**YOUR OBJECTIVE:** A single number is the answer here: the count of lines in the data below that include the word "JSON".

**EXCERPTED DATA:**

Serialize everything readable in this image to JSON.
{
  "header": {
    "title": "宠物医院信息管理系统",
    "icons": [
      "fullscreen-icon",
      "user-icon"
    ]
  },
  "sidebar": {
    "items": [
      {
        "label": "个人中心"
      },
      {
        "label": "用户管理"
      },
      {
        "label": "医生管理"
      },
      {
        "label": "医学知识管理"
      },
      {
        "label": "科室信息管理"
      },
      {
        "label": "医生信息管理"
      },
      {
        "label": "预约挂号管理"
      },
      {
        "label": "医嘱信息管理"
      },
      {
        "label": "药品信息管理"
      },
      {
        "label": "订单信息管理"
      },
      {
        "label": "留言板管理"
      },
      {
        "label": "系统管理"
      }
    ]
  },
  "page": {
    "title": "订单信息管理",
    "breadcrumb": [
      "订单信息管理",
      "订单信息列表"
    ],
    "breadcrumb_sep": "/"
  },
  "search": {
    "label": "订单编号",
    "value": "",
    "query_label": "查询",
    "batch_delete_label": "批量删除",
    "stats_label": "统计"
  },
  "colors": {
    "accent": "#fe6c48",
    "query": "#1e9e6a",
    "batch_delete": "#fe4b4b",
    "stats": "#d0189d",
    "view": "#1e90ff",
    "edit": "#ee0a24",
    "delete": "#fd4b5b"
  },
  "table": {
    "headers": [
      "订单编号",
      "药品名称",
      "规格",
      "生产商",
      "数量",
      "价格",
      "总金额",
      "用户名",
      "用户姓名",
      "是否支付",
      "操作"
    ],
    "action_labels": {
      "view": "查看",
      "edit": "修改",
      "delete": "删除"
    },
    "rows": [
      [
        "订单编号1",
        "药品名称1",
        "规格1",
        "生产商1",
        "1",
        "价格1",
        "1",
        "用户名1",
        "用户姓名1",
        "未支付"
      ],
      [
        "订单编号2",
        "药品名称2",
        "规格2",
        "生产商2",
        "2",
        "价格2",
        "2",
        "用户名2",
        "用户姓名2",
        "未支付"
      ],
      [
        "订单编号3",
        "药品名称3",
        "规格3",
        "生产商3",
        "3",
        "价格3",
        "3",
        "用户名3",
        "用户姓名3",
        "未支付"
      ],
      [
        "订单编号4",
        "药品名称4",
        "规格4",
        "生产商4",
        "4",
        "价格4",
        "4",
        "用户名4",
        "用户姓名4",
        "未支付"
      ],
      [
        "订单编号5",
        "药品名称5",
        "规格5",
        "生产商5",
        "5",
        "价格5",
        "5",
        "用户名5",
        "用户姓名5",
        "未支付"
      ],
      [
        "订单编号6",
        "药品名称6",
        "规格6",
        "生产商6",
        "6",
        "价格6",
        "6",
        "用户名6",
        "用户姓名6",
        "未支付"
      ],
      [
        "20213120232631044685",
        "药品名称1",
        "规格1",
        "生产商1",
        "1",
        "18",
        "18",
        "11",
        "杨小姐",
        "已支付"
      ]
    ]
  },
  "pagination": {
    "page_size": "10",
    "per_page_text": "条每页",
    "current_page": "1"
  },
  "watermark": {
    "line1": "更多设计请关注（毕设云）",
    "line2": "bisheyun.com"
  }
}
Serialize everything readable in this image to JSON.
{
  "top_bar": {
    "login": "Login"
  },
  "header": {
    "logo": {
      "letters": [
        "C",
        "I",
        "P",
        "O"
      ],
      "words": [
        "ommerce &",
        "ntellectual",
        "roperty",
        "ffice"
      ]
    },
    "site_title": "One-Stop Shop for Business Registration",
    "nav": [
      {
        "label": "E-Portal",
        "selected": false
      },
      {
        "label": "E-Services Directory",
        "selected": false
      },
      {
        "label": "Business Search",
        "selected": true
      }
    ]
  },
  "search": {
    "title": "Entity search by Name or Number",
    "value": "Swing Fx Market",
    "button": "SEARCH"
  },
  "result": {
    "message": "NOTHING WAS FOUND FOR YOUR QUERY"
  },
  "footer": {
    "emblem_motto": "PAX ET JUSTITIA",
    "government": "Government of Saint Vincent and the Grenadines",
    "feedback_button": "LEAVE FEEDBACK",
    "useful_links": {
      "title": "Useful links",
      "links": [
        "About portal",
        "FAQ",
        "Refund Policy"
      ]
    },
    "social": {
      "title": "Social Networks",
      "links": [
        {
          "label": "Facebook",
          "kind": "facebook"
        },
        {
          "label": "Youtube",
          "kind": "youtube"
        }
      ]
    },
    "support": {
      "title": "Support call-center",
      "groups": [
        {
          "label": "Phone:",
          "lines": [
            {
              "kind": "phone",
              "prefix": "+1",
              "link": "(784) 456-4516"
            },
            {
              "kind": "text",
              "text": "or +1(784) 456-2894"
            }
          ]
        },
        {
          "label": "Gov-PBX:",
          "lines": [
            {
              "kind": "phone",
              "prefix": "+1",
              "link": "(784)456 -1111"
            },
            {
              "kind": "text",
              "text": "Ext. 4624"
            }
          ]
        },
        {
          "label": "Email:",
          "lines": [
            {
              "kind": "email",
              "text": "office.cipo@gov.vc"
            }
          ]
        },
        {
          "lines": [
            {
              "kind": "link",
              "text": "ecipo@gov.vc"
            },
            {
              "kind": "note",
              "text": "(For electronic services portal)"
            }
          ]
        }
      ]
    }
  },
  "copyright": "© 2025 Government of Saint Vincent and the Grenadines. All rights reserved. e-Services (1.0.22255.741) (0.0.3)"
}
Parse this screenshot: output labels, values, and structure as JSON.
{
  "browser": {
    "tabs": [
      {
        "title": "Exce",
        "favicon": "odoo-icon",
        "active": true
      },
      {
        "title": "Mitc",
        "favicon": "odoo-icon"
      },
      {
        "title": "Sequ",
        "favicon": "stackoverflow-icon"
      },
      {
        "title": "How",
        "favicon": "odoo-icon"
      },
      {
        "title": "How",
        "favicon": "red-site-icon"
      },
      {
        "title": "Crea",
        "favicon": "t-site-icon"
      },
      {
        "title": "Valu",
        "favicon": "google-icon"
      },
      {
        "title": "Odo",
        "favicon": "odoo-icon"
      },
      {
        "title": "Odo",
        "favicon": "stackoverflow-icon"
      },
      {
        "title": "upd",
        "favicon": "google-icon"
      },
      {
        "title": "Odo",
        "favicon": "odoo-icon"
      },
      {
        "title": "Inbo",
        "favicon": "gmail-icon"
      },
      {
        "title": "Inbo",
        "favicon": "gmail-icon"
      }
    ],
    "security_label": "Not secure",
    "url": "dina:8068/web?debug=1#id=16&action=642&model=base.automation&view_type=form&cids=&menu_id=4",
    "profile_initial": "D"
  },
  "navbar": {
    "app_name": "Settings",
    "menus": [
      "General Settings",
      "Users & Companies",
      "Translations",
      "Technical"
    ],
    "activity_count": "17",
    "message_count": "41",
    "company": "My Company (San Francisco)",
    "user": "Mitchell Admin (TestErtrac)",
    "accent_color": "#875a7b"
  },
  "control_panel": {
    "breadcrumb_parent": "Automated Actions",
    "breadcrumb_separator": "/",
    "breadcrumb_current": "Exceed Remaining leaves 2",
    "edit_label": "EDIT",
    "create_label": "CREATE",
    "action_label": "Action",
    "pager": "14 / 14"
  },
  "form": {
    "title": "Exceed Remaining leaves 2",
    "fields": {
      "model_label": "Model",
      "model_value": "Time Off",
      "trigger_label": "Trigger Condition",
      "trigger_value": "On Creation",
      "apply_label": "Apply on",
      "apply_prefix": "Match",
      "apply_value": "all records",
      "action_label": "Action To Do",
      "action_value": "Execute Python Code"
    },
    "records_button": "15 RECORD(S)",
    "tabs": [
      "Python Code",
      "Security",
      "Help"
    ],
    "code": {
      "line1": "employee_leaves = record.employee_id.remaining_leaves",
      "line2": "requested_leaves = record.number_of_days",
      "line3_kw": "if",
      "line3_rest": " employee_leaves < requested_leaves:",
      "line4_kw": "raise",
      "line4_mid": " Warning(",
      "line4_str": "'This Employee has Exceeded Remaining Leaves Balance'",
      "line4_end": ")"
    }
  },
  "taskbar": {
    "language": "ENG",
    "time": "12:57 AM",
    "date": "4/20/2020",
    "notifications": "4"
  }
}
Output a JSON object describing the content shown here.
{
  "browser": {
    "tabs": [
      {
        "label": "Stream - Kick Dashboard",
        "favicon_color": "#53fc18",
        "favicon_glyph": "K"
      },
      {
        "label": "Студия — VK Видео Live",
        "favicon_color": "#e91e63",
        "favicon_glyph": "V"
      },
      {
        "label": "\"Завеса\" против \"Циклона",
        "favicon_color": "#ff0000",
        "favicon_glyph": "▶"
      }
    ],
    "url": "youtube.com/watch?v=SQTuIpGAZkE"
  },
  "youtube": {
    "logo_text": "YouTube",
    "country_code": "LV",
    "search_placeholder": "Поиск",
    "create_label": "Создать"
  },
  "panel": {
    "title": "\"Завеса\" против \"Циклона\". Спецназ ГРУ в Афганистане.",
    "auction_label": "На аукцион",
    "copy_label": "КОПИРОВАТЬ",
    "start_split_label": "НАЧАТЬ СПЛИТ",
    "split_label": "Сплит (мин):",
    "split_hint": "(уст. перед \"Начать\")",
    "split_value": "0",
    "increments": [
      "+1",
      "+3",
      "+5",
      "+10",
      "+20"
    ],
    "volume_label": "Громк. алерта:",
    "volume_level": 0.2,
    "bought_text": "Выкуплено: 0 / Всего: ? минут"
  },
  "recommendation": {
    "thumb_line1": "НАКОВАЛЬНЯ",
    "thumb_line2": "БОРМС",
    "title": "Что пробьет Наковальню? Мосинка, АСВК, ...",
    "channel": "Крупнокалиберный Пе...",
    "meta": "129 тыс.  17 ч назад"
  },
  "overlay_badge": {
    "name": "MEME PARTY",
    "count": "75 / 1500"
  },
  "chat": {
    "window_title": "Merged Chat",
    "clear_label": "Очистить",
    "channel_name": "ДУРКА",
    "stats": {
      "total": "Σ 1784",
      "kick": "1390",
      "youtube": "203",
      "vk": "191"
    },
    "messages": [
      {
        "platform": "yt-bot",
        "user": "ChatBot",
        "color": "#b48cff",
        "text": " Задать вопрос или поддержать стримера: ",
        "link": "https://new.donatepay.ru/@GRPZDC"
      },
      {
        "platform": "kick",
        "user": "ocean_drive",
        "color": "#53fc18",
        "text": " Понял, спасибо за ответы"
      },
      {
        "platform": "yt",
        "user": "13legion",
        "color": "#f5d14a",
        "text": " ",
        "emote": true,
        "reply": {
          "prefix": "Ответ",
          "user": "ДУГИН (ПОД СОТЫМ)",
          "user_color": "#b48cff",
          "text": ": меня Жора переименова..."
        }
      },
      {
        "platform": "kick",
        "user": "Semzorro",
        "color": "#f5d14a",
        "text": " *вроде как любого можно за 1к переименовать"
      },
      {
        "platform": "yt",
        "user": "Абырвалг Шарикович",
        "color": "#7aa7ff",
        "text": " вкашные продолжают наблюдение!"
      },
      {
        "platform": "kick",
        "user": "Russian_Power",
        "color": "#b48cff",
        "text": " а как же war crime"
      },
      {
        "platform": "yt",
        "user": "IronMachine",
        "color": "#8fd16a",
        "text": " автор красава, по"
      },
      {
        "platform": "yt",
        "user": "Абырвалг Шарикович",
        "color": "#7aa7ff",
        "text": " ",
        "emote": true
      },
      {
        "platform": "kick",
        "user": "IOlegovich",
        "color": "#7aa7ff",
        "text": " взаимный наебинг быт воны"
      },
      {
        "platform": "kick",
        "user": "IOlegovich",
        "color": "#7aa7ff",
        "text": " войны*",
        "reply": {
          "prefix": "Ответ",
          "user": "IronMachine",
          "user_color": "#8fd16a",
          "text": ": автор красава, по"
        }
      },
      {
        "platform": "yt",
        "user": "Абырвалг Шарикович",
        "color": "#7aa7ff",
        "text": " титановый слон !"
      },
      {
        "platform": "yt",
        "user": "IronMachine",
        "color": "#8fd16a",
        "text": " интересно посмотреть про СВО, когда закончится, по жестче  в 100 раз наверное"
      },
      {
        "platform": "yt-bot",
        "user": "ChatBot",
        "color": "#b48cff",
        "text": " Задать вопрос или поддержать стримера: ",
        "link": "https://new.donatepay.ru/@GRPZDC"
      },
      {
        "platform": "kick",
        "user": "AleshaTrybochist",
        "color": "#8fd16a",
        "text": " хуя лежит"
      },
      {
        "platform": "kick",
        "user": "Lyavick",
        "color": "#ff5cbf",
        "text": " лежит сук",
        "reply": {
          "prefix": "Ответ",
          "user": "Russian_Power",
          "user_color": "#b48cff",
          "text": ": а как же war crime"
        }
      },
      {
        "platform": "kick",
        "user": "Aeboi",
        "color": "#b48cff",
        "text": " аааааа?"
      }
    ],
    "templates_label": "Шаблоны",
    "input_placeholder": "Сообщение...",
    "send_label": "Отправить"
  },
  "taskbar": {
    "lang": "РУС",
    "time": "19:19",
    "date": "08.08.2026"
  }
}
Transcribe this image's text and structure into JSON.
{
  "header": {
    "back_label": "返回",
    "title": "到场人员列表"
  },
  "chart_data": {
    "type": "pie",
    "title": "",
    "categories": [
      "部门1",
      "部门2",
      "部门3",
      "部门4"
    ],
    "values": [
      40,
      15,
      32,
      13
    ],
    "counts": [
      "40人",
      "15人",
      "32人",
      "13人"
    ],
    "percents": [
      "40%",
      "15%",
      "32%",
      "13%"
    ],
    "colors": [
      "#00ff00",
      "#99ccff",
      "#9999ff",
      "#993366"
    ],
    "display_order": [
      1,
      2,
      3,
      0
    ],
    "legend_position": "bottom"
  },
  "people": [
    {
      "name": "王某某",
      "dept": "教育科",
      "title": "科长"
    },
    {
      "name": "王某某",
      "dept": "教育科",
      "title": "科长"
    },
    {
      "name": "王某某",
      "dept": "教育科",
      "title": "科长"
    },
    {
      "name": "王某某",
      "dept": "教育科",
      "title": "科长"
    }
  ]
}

**EXERCISE OUTPUT:** 5